Also, jim, you have a lot of good things to say, and I honestly prefer your occasionally controversial opinions to other commeters' descriptions of their bodily functions.

jim said...

well, Us citizens can break their own laws, and may or may not suffer the consequences, but illegal aliens don't have that luxury. They can do it in their own country but not here. What I care about is my money and my job and my benefits. I don't want to pay for them and I don't want them putting downward pressure on american wages and I don't want legal citizens going without because illegals are slurping up part of the pie that isn't theirs. You have to have a sense of self preservation if you have any sense of self worth at all. The prison guards and firemen and cops deserve every public penny they get. The illegals are entitled to none of it. sI say get them in here legally and then unionize them. But we can't get them on board if they are cheating. The US has had influence over every nation on earth and yet be are dicked around by this third world next door neighbor. It begs the question... what's really going on? With the stroke of a pen, we could have mexico by the balls. Either they start writing checks, start handing over oil and real estate, or they can deal with our military. instead, we have the average american footing the bill, the average mexican living in poverty, and an immigration system that runs on abuse. I don't care how they fix it, Im saying I don't want to pay for it. They need to get their shit together and solve some of their own problems. It isn't my responsibility to do it.. There is indeed privilege with being born on the right side of an imaginary line. To bad so sad. Now if mexico for instance, want to make some deals fine. but I want to know what's in it for me. i used to vacation down there. I stopped giving them my dollars though now that things have gotten worse. Time for them to snap out of it, step up and take some responsibility for their own mess. Everyone else does. And for what its worth,aside from the little punks who keep tagging the bathroom wall ( im gonna drown them in the bay if I catch one them) I find that the latins are a lot more polite than those pushy little asian ladies who always shove their way onto muni. And the brazilians are just plain hot. They can stay.
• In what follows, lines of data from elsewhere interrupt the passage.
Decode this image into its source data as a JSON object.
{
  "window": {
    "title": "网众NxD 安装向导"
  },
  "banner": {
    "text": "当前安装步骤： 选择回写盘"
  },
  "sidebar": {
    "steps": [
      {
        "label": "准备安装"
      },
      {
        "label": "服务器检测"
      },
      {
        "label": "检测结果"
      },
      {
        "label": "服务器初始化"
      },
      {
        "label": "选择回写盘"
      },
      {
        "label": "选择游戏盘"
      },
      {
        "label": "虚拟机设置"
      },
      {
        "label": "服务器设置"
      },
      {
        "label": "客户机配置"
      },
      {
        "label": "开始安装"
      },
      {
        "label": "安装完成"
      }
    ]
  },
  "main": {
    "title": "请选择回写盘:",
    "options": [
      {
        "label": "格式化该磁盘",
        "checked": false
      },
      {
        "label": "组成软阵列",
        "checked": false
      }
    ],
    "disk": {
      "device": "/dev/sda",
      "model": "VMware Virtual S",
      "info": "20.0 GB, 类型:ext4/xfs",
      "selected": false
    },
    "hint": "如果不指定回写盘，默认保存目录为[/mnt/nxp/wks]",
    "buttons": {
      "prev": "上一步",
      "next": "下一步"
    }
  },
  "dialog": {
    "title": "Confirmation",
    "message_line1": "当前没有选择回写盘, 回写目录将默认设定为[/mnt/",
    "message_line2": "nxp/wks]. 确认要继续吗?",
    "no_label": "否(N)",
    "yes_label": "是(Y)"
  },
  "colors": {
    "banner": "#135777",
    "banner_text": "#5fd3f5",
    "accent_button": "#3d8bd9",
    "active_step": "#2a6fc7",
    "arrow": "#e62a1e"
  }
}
jim said...

but thanks for the nice words. Im sure you agree that it helps to take a different look at things. I want the train, but I do see the nimby's side of things too. Of course , push come to shove, ill stick to what benefits me not them.

Anonymous said...

jim, what wonderfully refreshing honesty in that last sentence. If only the NIMBYs were so honest about their motivations! Anyhow, my final thought on the state budget is that we need to stop measuring things like education and public safety by the inputs, that is, by the amount of money spent on them. That way lies horrendous inefficiency as piles of textbooks are bought then discarded unopened years later, and as entrenched employees get all the benefits and job security while the young ones get neither.

jim said...

No doubt there is waste - at every level. All state agencies are going to have to look at ways to absorb cuts without laying people off. But 21 billion - now they're waying 24 billion - is going to be insurmountable. Californians have said they will not pay any more taxes. So the cuts, deep cuts are coming. and lets face it, people are going to put their own interests and those of their families ahead of any one elses.